MicroRNAs (miRNAs) have been found to regulate gene expression across eukaryotic species, but the function of most miRNA genes remains unknown. Here we describe how the analysis of the expression patterns of a well-conserved miRNA gene, mir-57, at cellular resolution for every minute during early development of Caenorhabditis elegans provided key insights in understanding its function. Remarkably, mir-57 expression shows strong positional bias but little tissue specificity, a pattern reminiscent of Hox gene function. Despite the minor defects produced by a loss of function mutation, overexpression of mir-57 causes dramatic posterior defects, which also mimic the phenotypes of mutant alleles of a posterior Hox gene, nob-1, an Abd homolog. More importantly, nob-1 expression is found in the same two posterior AB sublineages as those expressing mir-57 but with an earlier onset. Intriguingly, nob-1 functions as an activator for mir-57 expression; it is also a direct target of mir-57. In agreement with this, loss of mir-57 function partially rescues the nob-1 allele defects, indicating a negative feedback regulatory loop between the miRNA and Hox gene to provide positional cues. Given the conservation of the miRNA and Hox gene, the regulatory mechanism might be broadly used across species. The strategy used here to explore mir-57 function provides a path to dissect the regulatory relationship between genes.
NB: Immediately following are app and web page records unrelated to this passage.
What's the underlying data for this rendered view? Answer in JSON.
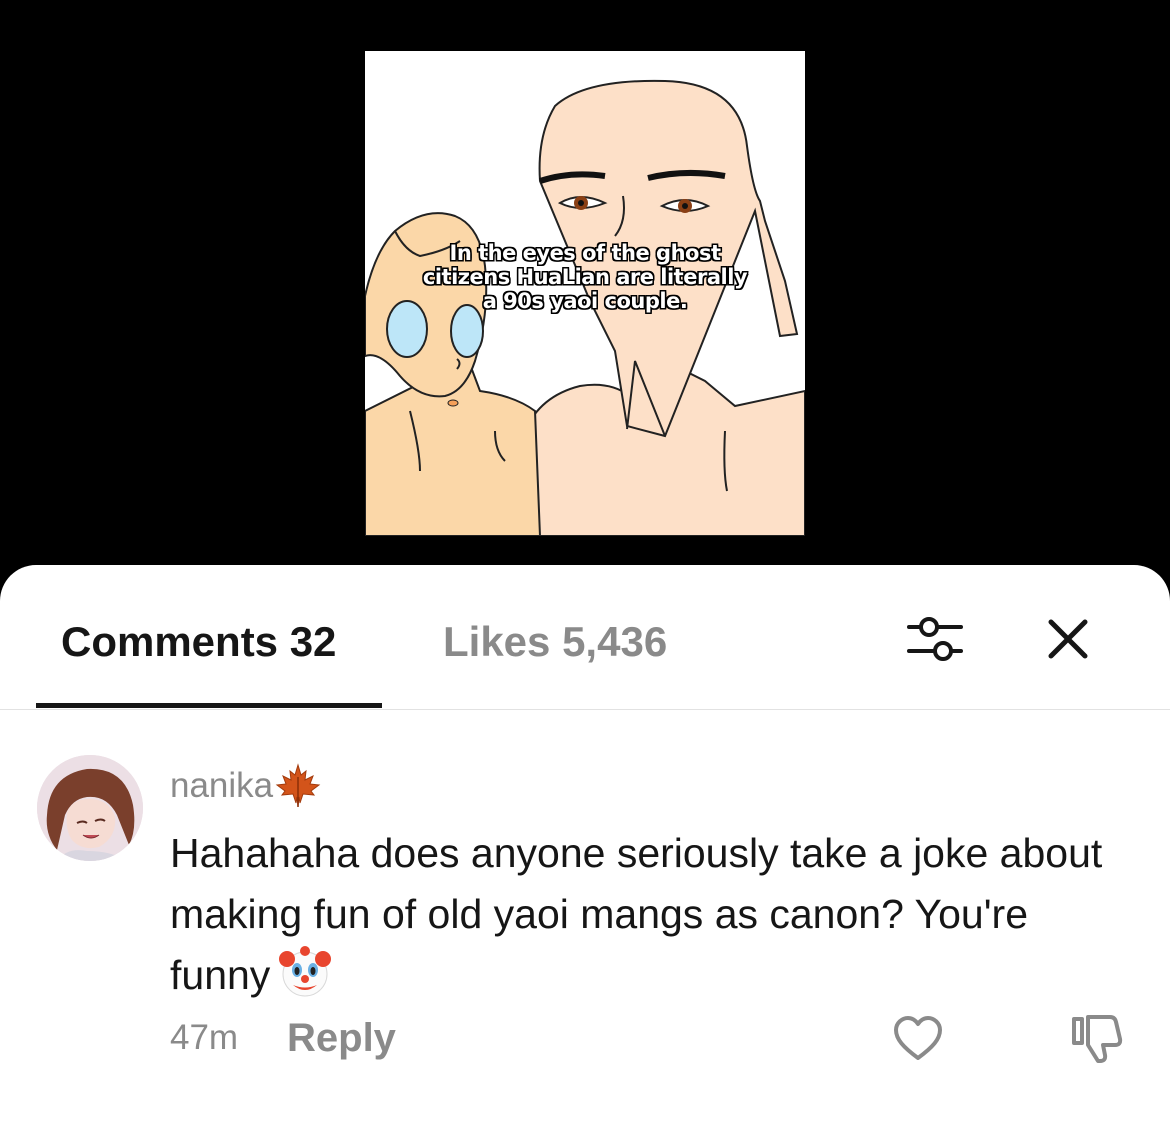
{
  "video": {
    "caption_lines": [
      "In the eyes of the ghost",
      "citizens HuaLian are literally",
      "a 90s yaoi couple."
    ]
  },
  "tabs": {
    "comments_label": "Comments 32",
    "likes_label": "Likes 5,436"
  },
  "comment": {
    "username": "nanika",
    "username_emoji": "maple-leaf-icon",
    "text": "Hahahaha does anyone seriously take a joke about making fun of old yaoi mangs as canon? You're funny",
    "text_emoji": "clown-face-icon",
    "time": "47m",
    "reply_label": "Reply"
  },
  "colors": {
    "primary_text": "#161616",
    "secondary_text": "#8a8a8a",
    "sheet_bg": "#ffffff",
    "video_bg": "#000000"
  }
}
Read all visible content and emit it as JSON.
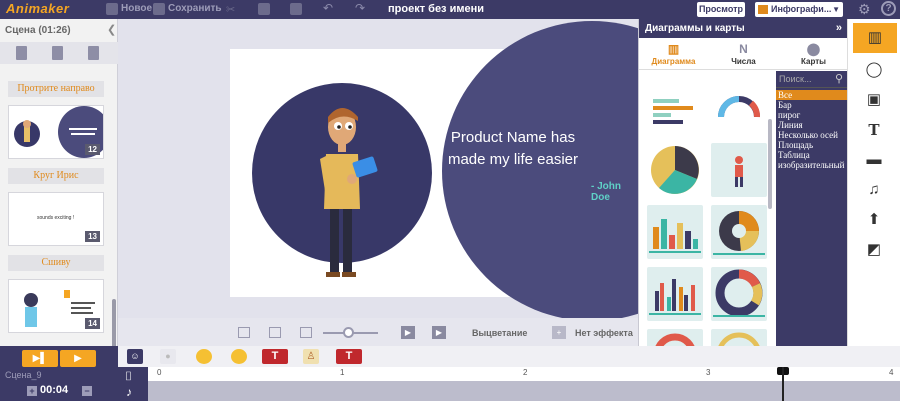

miRNAs are small RNAs found in many multi-cellular species that inhibit gene expression. Many of them play important roles in cancer and cell fate determination, but the function of most miRNAs is uncertain. Using live cell imaging and automated expression analysis, we found a miRNA gene, mir-57, is expressed in a position rather than tissue dependent way. Hox genes also regulate cell fate patterning along anterior-posterior (a-p) axis across different tissues. By investigating interactions between genes of these classes expressed in mir-57 expressing cells, we demonstrated by both genetic analysis and gene expression assays that a negative feedback loop between a posterior Hox gene, nob-1, and mir-57 regulates posterior cell fate determination in C. elegans. On the one hand, the Hox gene is required for normal activation of mir-57 expression, and on the other, the Hox gene functions as a direct target of and is repressed by the miRNA. Given the conservation of the two genes, a negative feedback loop between Hox and miRNA genes might be broadly used across species to regulate cell fate along the a-p axis. Detailed expression analysis may provide a general way to dissect the regulatory role of miRNAs.